Nothing is ever easy on James Island.
It took 20 years and four tries to incorporate a town that actually passed legal muster. And that only happened after the state Supreme Court explained to them what “contiguous” means.
Ultimately, they drew a small town that was perfectly legal, and the city of Charleston dropped its objections.
By that reckoning, everything should be going along fine now, but Jim Isle is at it again — trying to change state law so it can annex land not contiguous to its borders. Really.
This goes against existing case law, and could have serious statewide consequences. Which means there will be serious opposition, and not just from Joe Riley.
That is a lot of consternation and legal fees just to ensure 6,000 people can be part of a town that provides minimal services.
You have to wonder: Is all this trouble really worth it?
Mayor Bill Woolsey says everyone knew that it was his intention all along to get the band back together.
“I’ve made no secret of this,” Woolsey said.
The idea, he says, was to get a legal town incorporated, and then try to get back all the residents from its previous incarnations.
Can’t blame a guy for trying. Problem is, the Supremes have said that wouldn’t fly. So the town asked state Sen. Paul Thurmond and Rep. Peter McCoy to change the law.
Since they would get laughed out of the Statehouse for trying to pass non-contiguous annexation, the lawmakers have tied it to the James Island Public Service District.
It’s complicated, but basically the legislation says that if a PSD is largely part of a municipality, the PSD can petition for its other customers to be annexed.
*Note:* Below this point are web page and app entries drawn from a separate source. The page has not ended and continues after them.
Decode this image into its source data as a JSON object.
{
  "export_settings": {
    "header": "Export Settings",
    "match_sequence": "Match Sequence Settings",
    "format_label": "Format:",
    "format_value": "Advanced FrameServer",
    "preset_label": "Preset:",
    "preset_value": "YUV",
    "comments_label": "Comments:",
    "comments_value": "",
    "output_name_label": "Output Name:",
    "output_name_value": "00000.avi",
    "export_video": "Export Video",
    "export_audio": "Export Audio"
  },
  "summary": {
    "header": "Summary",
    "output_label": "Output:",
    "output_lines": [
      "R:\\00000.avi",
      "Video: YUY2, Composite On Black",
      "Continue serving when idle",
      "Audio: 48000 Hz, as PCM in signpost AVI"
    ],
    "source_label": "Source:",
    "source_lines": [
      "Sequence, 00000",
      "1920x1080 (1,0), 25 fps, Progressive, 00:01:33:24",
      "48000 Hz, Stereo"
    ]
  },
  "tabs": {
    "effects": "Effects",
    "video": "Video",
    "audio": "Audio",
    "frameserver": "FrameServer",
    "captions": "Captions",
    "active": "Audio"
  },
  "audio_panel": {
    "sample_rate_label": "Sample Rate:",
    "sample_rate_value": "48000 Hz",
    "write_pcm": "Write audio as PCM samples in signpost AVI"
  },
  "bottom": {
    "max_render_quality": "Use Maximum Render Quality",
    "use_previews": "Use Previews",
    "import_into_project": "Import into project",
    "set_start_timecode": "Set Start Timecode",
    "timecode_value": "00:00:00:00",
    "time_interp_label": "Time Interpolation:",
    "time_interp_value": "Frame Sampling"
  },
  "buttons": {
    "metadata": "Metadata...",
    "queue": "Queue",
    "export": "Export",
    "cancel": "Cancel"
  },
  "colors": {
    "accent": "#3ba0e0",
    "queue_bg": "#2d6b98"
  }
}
Contiguity by service.
Funny thing is, some PSD board members fear this is an attempt for the town to get into their business. Thurmond swears that’s not the case.
“I’m just doing what I’ve been asked by constituents who want to be part of the town,” Thurmond says. “This is not an effort to undermine the PSD.”
Rod Welch, a PSD board member, says they really aren’t losing much sleep over this. Most people, including Statehouse insiders, realize this is probably dead on arrival.
But that’s not going to stop James Island from trying.
The town certainly shows tenacity, and an indifference to rules it does not like.
In the spring it attempted to annex six non-contiguous pieces of land. The state attorney general told them to back off on four of those and Charleston is suing over the others.
This annexation thing is just the latest unhappy episode between the town and the PSD, which provides most of the services on the island.
Woolsey wanted to rebate local-option sales tax money to residents on their PSD bill, but the district wouldn’t do it — claimed it’s illegal for them to use that money. Woolsey says they didn’t make that clear.
Maybe that’s because the mayor has also recently criticized the PSD for raising its millage rate, saying it helps Charleston in its war on James Island. Commissioners argue that when expenses go up, real governments have to raise their millage rates.
Both sides here say they want to get along. Woolsey says the town needs to do a better job explaining the annexation bill to the PSD, and assuring commissioners that the town isn’t interested in the fire department and solid waste business.
They should probably take him at his word because Woolsey has enough on him. He’s got the PSD upset at him, the attorney general reining him in and the city of Charleston suing him.
For a self-described sleepy little town, James Island sure gets into a lot of fights. But they have proven the critics wrong: this isn’t a town that does nothing.
Jim Isle has shown that it’s pretty good at stirring the pot.
Reach Brian Hicks at email@example.com